(Source data)
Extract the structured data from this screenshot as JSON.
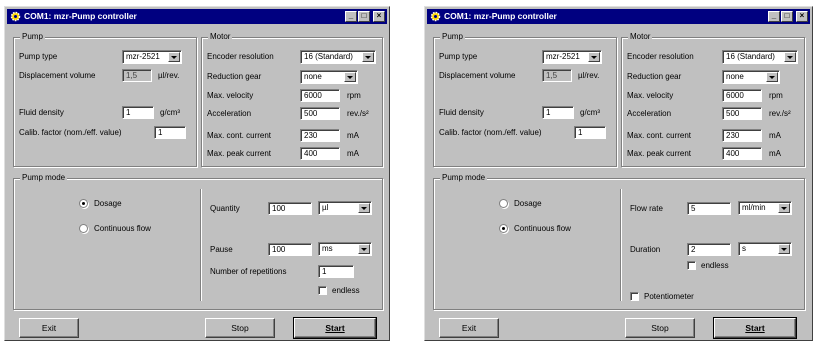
{
  "w1": {
    "title": "COM1: mzr-Pump controller",
    "pump": {
      "group_label": "Pump",
      "type_label": "Pump type",
      "type_value": "mzr-2521",
      "disp_label": "Displacement volume",
      "disp_value": "1,5",
      "disp_unit": "µl/rev.",
      "density_label": "Fluid density",
      "density_value": "1",
      "density_unit": "g/cm³",
      "calib_label": "Calib. factor (nom./eff. value)",
      "calib_value": "1"
    },
    "motor": {
      "group_label": "Motor",
      "enc_label": "Encoder resolution",
      "enc_value": "16 (Standard)",
      "gear_label": "Reduction gear",
      "gear_value": "none",
      "vel_label": "Max. velocity",
      "vel_value": "6000",
      "vel_unit": "rpm",
      "acc_label": "Acceleration",
      "acc_value": "500",
      "acc_unit": "rev./s²",
      "cont_label": "Max. cont. current",
      "cont_value": "230",
      "cont_unit": "mA",
      "peak_label": "Max. peak current",
      "peak_value": "400",
      "peak_unit": "mA"
    },
    "mode": {
      "group_label": "Pump mode",
      "dosage_label": "Dosage",
      "cont_label": "Continuous flow",
      "qty_label": "Quantity",
      "qty_value": "100",
      "qty_unit": "µl",
      "pause_label": "Pause",
      "pause_value": "100",
      "pause_unit": "ms",
      "rep_label": "Number of repetitions",
      "rep_value": "1",
      "endless_label": "endless"
    },
    "buttons": {
      "exit": "Exit",
      "stop": "Stop",
      "start": "Start"
    }
  },
  "w2": {
    "title": "COM1: mzr-Pump controller",
    "pump": {
      "group_label": "Pump",
      "type_label": "Pump type",
      "type_value": "mzr-2521",
      "disp_label": "Displacement volume",
      "disp_value": "1,5",
      "disp_unit": "µl/rev.",
      "density_label": "Fluid density",
      "density_value": "1",
      "density_unit": "g/cm³",
      "calib_label": "Calib. factor (nom./eff. value)",
      "calib_value": "1"
    },
    "motor": {
      "group_label": "Motor",
      "enc_label": "Encoder resolution",
      "enc_value": "16 (Standard)",
      "gear_label": "Reduction gear",
      "gear_value": "none",
      "vel_label": "Max. velocity",
      "vel_value": "6000",
      "vel_unit": "rpm",
      "acc_label": "Acceleration",
      "acc_value": "500",
      "acc_unit": "rev./s²",
      "cont_label": "Max. cont. current",
      "cont_value": "230",
      "cont_unit": "mA",
      "peak_label": "Max. peak current",
      "peak_value": "400",
      "peak_unit": "mA"
    },
    "mode": {
      "group_label": "Pump mode",
      "dosage_label": "Dosage",
      "cont_label": "Continuous flow",
      "flow_label": "Flow rate",
      "flow_value": "5",
      "flow_unit": "ml/min",
      "dur_label": "Duration",
      "dur_value": "2",
      "dur_unit": "s",
      "endless_label": "endless",
      "poti_label": "Potentiometer"
    },
    "buttons": {
      "exit": "Exit",
      "stop": "Stop",
      "start": "Start"
    }
  },
  "colors": {
    "title_bar": "#000080",
    "face": "#c0c0c0"
  }
}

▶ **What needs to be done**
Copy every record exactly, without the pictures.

▶ **Task response**
Extract the structured data from this screenshot as JSON.
{
  "w1": {
    "title": "COM1: mzr-Pump controller",
    "pump": {
      "group_label": "Pump",
      "type_label": "Pump type",
      "type_value": "mzr-2521",
      "disp_label": "Displacement volume",
      "disp_value": "1,5",
      "disp_unit": "µl/rev.",
      "density_label": "Fluid density",
      "density_value": "1",
      "density_unit": "g/cm³",
      "calib_label": "Calib. factor (nom./eff. value)",
      "calib_value": "1"
    },
    "motor": {
      "group_label": "Motor",
      "enc_label": "Encoder resolution",
      "enc_value": "16 (Standard)",
      "gear_label": "Reduction gear",
      "gear_value": "none",
      "vel_label": "Max. velocity",
      "vel_value": "6000",
      "vel_unit": "rpm",
      "acc_label": "Acceleration",
      "acc_value": "500",
      "acc_unit": "rev./s²",
      "cont_label": "Max. cont. current",
      "cont_value": "230",
      "cont_unit": "mA",
      "peak_label": "Max. peak current",
      "peak_value": "400",
      "peak_unit": "mA"
    },
    "mode": {
      "group_label": "Pump mode",
      "dosage_label": "Dosage",
      "cont_label": "Continuous flow",
      "qty_label": "Quantity",
      "qty_value": "100",
      "qty_unit": "µl",
      "pause_label": "Pause",
      "pause_value": "100",
      "pause_unit": "ms",
      "rep_label": "Number of repetitions",
      "rep_value": "1",
      "endless_label": "endless"
    },
    "buttons": {
      "exit": "Exit",
      "stop": "Stop",
      "start": "Start"
    }
  },
  "w2": {
    "title": "COM1: mzr-Pump controller",
    "pump": {
      "group_label": "Pump",
      "type_label": "Pump type",
      "type_value": "mzr-2521",
      "disp_label": "Displacement volume",
      "disp_value": "1,5",
      "disp_unit": "µl/rev.",
      "density_label": "Fluid density",
      "density_value": "1",
      "density_unit": "g/cm³",
      "calib_label": "Calib. factor (nom./eff. value)",
      "calib_value": "1"
    },
    "motor": {
      "group_label": "Motor",
      "enc_label": "Encoder resolution",
      "enc_value": "16 (Standard)",
      "gear_label": "Reduction gear",
      "gear_value": "none",
      "vel_label": "Max. velocity",
      "vel_value": "6000",
      "vel_unit": "rpm",
      "acc_label": "Acceleration",
      "acc_value": "500",
      "acc_unit": "rev./s²",
      "cont_label": "Max. cont. current",
      "cont_value": "230",
      "cont_unit": "mA",
      "peak_label": "Max. peak current",
      "peak_value": "400",
      "peak_unit": "mA"
    },
    "mode": {
      "group_label": "Pump mode",
      "dosage_label": "Dosage",
      "cont_label": "Continuous flow",
      "flow_label": "Flow rate",
      "flow_value": "5",
      "flow_unit": "ml/min",
      "dur_label": "Duration",
      "dur_value": "2",
      "dur_unit": "s",
      "endless_label": "endless",
      "poti_label": "Potentiometer"
    },
    "buttons": {
      "exit": "Exit",
      "stop": "Stop",
      "start": "Start"
    }
  },
  "colors": {
    "title_bar": "#000080",
    "face": "#c0c0c0"
  }
}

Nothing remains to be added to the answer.